Based on a popular 1982 novel by Michael Morpurgo, War Horse affords young viewers the opportunity to see war through the horse Joey’s perspective. Raised on an English farm, Joey is sold into war in 1914 and has many a harrowing experience on the Western front. The book was also adapted for the theatre in a show that substituted elaborate puppetry for actual horses – a feat that was recognized with a Tony Award. Cinephiles are likely to reflect on Robert Bresson’s 1966 film, Au Hasard Balthazar, in which the desultory drudgery of existence is seen through the point of view of the donkey Balthazar. It is one of the great works of cinema, and War Horse invites inevitable comparisons, which is unfortunate because they will make the Spielberg film look sadly inert.
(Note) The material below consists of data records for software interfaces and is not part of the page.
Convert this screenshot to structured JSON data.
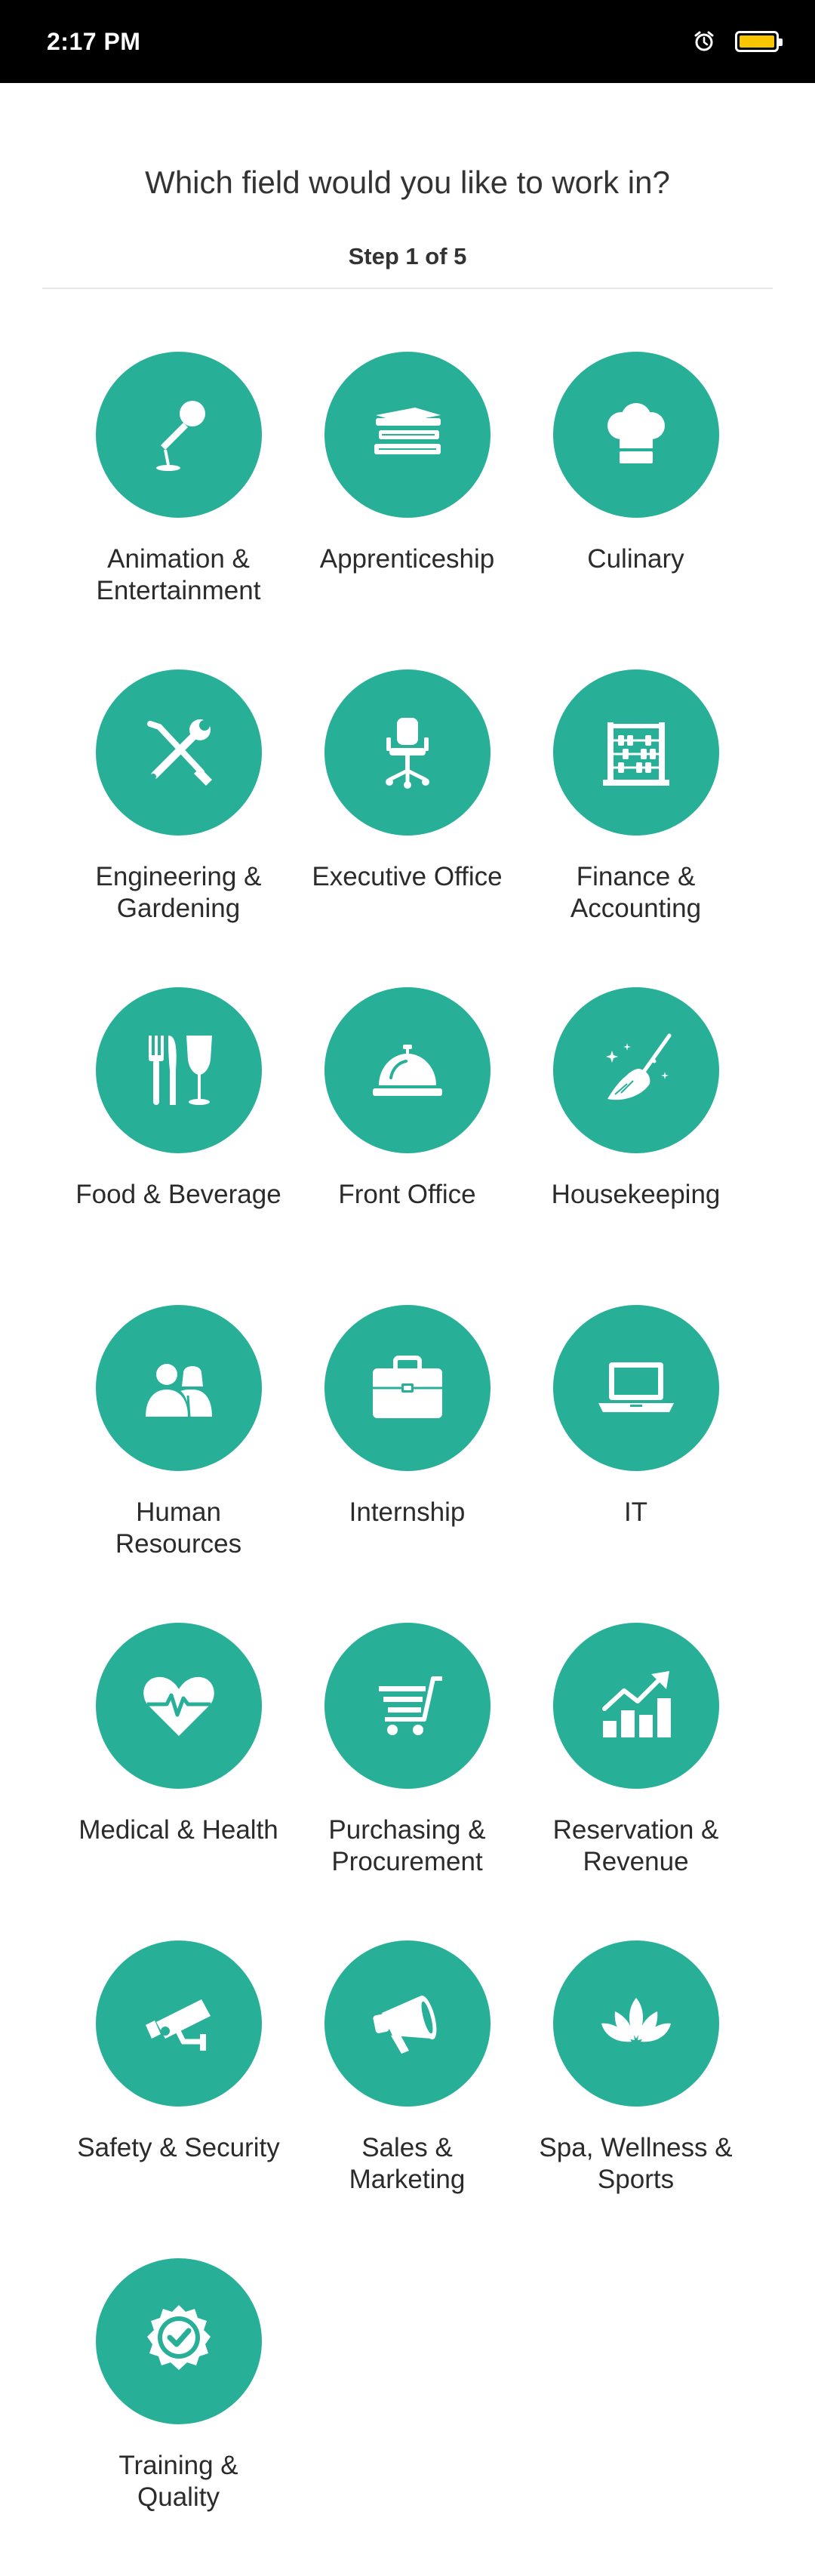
{
  "status_bar": {
    "time": "2:17 PM",
    "icons": [
      "alarm-icon",
      "battery-icon"
    ],
    "battery_color": "#f7c600"
  },
  "header": {
    "title": "Which field would you like to work in?",
    "step": "Step 1 of 5"
  },
  "theme": {
    "accent": "#27b097"
  },
  "fields": [
    {
      "label": "Animation &\nEntertainment",
      "icon": "microphone-icon"
    },
    {
      "label": "Apprenticeship",
      "icon": "books-icon"
    },
    {
      "label": "Culinary",
      "icon": "chef-hat-icon"
    },
    {
      "label": "Engineering &\nGardening",
      "icon": "tools-icon"
    },
    {
      "label": "Executive Office",
      "icon": "office-chair-icon"
    },
    {
      "label": "Finance &\nAccounting",
      "icon": "abacus-icon"
    },
    {
      "label": "Food & Beverage",
      "icon": "cutlery-glass-icon"
    },
    {
      "label": "Front Office",
      "icon": "service-bell-icon"
    },
    {
      "label": "Housekeeping",
      "icon": "broom-icon"
    },
    {
      "label": "Human\nResources",
      "icon": "people-icon"
    },
    {
      "label": "Internship",
      "icon": "briefcase-icon"
    },
    {
      "label": "IT",
      "icon": "laptop-icon"
    },
    {
      "label": "Medical & Health",
      "icon": "heartbeat-icon"
    },
    {
      "label": "Purchasing &\nProcurement",
      "icon": "shopping-cart-icon"
    },
    {
      "label": "Reservation &\nRevenue",
      "icon": "growth-chart-icon"
    },
    {
      "label": "Safety & Security",
      "icon": "security-camera-icon"
    },
    {
      "label": "Sales &\nMarketing",
      "icon": "megaphone-icon"
    },
    {
      "label": "Spa, Wellness &\nSports",
      "icon": "lotus-icon"
    },
    {
      "label": "Training &\nQuality",
      "icon": "quality-badge-icon"
    }
  ]
}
A horse is a horse (of course, of course), and it might be said that the folly of War Horse is its expectation of emotional resonance to derive from a fairly expressionless equine visage. Yet few of the human characters make strong impressions either. Only Niels Arestrup as the jam maker who gives shelter to Joey for the joy the horse brings his orphaned granddaughter creates a character whose depth of feeling seems cut from the bone.
The film’s visual style is a throwback to classic studio movies: epic in composition, drenched in widescreen vistas, and framed by bold background colors. Spielberg’s typically emotive storytelling only comes to the fore in a few of the film’s pivotal action scenes, a couple of which are truly spectacular and remind us only all too well of what this film might have been. Two of them are battle scenes which, despite being bloodless, are powerfully wrenching and a keen reminder of what Spielberg is capable of accomplishing. But the overlong War Horse mostly passes as though Spielberg were in absentia. (Opens Sunday.)